Pontarddulais cycle route through ancient woodland approved despite over 100 letters of objection
Richard Youle, local democracy reporter
A cycle and pedestrian path has been given the go-ahead in Pontarddulais, despite scores of objections about its route through an ancient woodland.
The scheme includes a section in Coed Bach Park, which is a designated site of importance for nature conservation.
Swansea Council received 110 letters of objection and a petition with 94 signatures about its proposal to link Pentre Road in Pontarddulais with an existing cycle path at Tidal Reach.
Many objectors said they supported a shared-use path but not one through Coed Bach Park. There was, they said, a potential danger to children, elderly people and animals in the park.
And the petition claimed the path “will become a race track causing serious injuries to all involved”.
Others were worried that wildlife would suffer and that trees would have to be felled.
Pontarddulais Town Council objected to the proposed route, saying a new three-metre wide asphalt path would ruin the ethos of the woods. It said the path would pass directly by the entrance to Pontarddulais RFC and then turn onto the perimeter path of the football club, creating a risk of collision with the public.
The town council said there was another option for the path to follow which was preferable.
Addressing Swansea Council’s planning committee, Pontarddulais councillor Kevin Griffiths said public safety was a concern and that vulnerable people volunteered at Coed Bach Park, near where the shared-use path was planned.
He also said there had been a spate of dog attacks in the park, including one which resulted in a woman attending hospital.

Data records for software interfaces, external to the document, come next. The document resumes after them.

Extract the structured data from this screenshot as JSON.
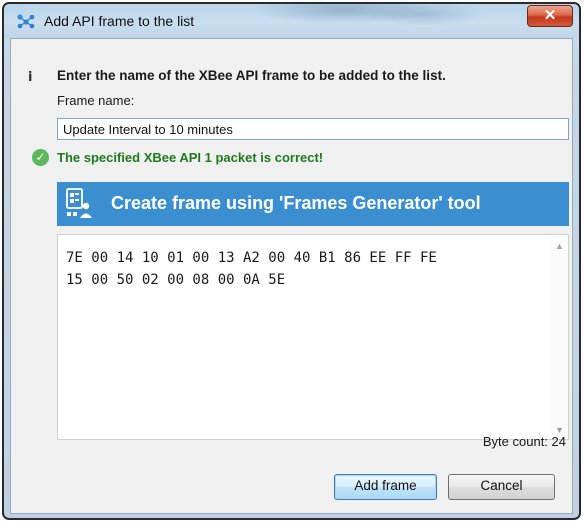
{
  "window": {
    "title": "Add API frame to the list",
    "close_label": "✕"
  },
  "dialog": {
    "instruction": "Enter the name of the XBee API frame to be added to the list.",
    "frame_name_label": "Frame name:",
    "frame_name_value": "Update Interval to 10 minutes",
    "status_message": "The specified XBee API 1 packet is correct!",
    "generator_button_label": "Create frame using 'Frames Generator' tool",
    "hex_content": "7E 00 14 10 01 00 13 A2 00 40 B1 86 EE FF FE\n15 00 50 02 00 08 00 0A 5E",
    "byte_count_label": "Byte count: 24"
  },
  "buttons": {
    "add_frame": "Add frame",
    "cancel": "Cancel"
  },
  "icons": {
    "app": "network-nodes-icon",
    "info": "info-icon",
    "status": "check-circle-icon",
    "generator": "frames-generator-icon"
  },
  "colors": {
    "accent": "#3b8fd0",
    "success": "#1e7a1e",
    "close": "#c3391c"
  }
}
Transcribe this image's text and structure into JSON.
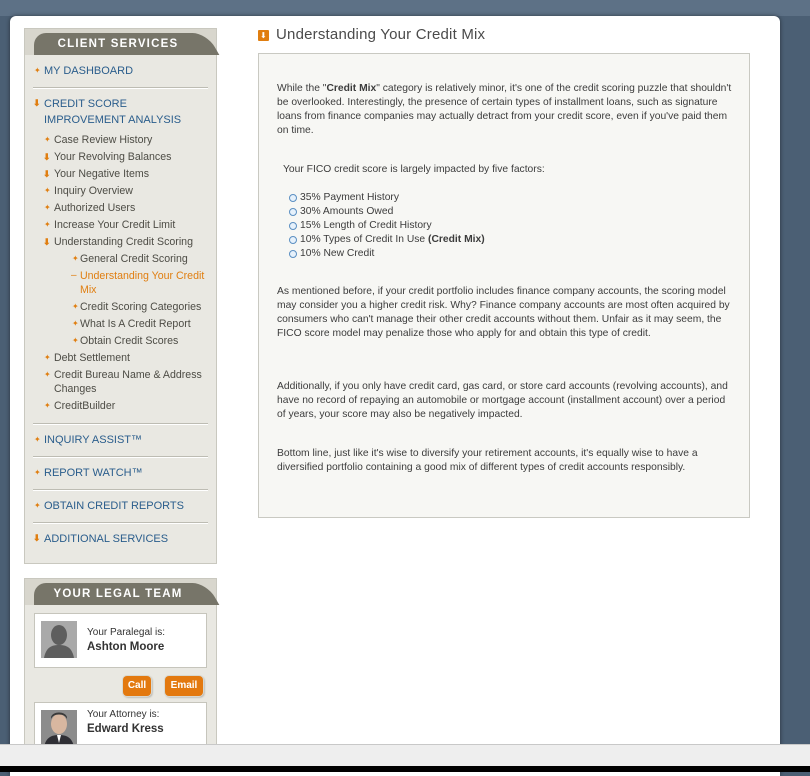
{
  "sidebar": {
    "client_services": {
      "title": "CLIENT SERVICES",
      "dashboard": "MY DASHBOARD",
      "improvement": "CREDIT SCORE IMPROVEMENT ANALYSIS",
      "items": [
        "Case Review History",
        "Your Revolving Balances",
        "Your Negative Items",
        "Inquiry Overview",
        "Authorized Users",
        "Increase Your Credit Limit",
        "Understanding Credit Scoring"
      ],
      "scoring_items": [
        "General Credit Scoring",
        "Understanding Your Credit Mix",
        "Credit Scoring Categories",
        "What Is A Credit Report",
        "Obtain Credit Scores"
      ],
      "after_items": [
        "Debt Settlement",
        "Credit Bureau Name & Address Changes",
        "CreditBuilder"
      ],
      "inquiry_assist": "INQUIRY ASSIST™",
      "report_watch": "REPORT WATCH™",
      "obtain_reports": "OBTAIN CREDIT REPORTS",
      "additional": "ADDITIONAL SERVICES"
    },
    "legal_team": {
      "title": "YOUR LEGAL TEAM",
      "paralegal_label": "Your Paralegal is:",
      "paralegal_name": "Ashton Moore",
      "call_label": "Call",
      "email_label": "Email",
      "attorney_label": "Your Attorney is:",
      "attorney_name": "Edward Kress"
    }
  },
  "main": {
    "title": "Understanding Your Credit Mix",
    "intro_pre": "While the \"",
    "intro_bold": "Credit Mix",
    "intro_post": "\" category is relatively minor, it's one of the credit scoring puzzle that shouldn't be overlooked. Interestingly, the presence of certain types of installment loans, such as signature loans from finance companies may actually detract from your credit score, even if you've paid them on time.",
    "factors_intro": "Your FICO credit score is largely impacted by five factors:",
    "factors": [
      "35% Payment History",
      "30% Amounts Owed",
      "15% Length of Credit History",
      "10% Types of Credit In Use",
      "10% New Credit"
    ],
    "factor_bold": "(Credit Mix)",
    "para2": "As mentioned before, if your credit portfolio includes finance company accounts, the scoring model may consider you a higher credit risk. Why? Finance company accounts are most often acquired by consumers who can't manage their other credit accounts without them. Unfair as it may seem, the FICO score model may penalize those who apply for and obtain this type of credit.",
    "para3": "Additionally, if you only have credit card, gas card, or store card accounts (revolving accounts), and have no record of repaying an automobile or mortgage account (installment account) over a period of years, your score may also be negatively impacted.",
    "para4": "Bottom line, just like it's wise to diversify your retirement accounts, it's equally wise to have a diversified portfolio containing a good mix of different types of credit accounts responsibly."
  },
  "colors": {
    "accent_orange": "#e07e10",
    "link_blue": "#2a5d8c",
    "tab_gray": "#777569",
    "sidebar_bg": "#e9e8e2"
  },
  "icons": {
    "expanded": "orange-down-arrow-icon",
    "collapsed": "orange-plus-icon",
    "current": "orange-dash-icon",
    "factor_bullet": "blue-circle-bullet-icon"
  }
}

Councillor Phil Downing, who is a member of the committee and also represents Pontarddulais, called in the application.
He said he wasn’t against a new shared-use route but had reservations about safety. The rugby club entrance and car park, he said, was a very busy area, and some of the vulnerable young people who volunteered in the park had “reduced sensory awareness”.
The council’s planning department recommended the application for approval, and an officer told the committee: “Clearly there is a lot going on in the area of Coed Bach Park, but often we see activity in parks”.
Welsh Water objected to the proposal, as did the Woodland Trust and Swansea Tree Forum. Natural Resources Wales said it would object without further information being submitted.
The planning report before the committee said it was likely that several trees would be cut down, but not ancient woodland ones. It added that the council’s tree officer did not raise an objection, subject to a tree protection plan and arboricultural method statement being submitted.
Committee members voted in favour of the new shared-use path, except for Cllr Downing who voted against it. The council must abide by 13 conditions as part of the approval.
Support our Nation today
For the price of a cup of coffee a month you can help us create an independent, not-for-profit, national news service for the people of Wales, by the people of Wales.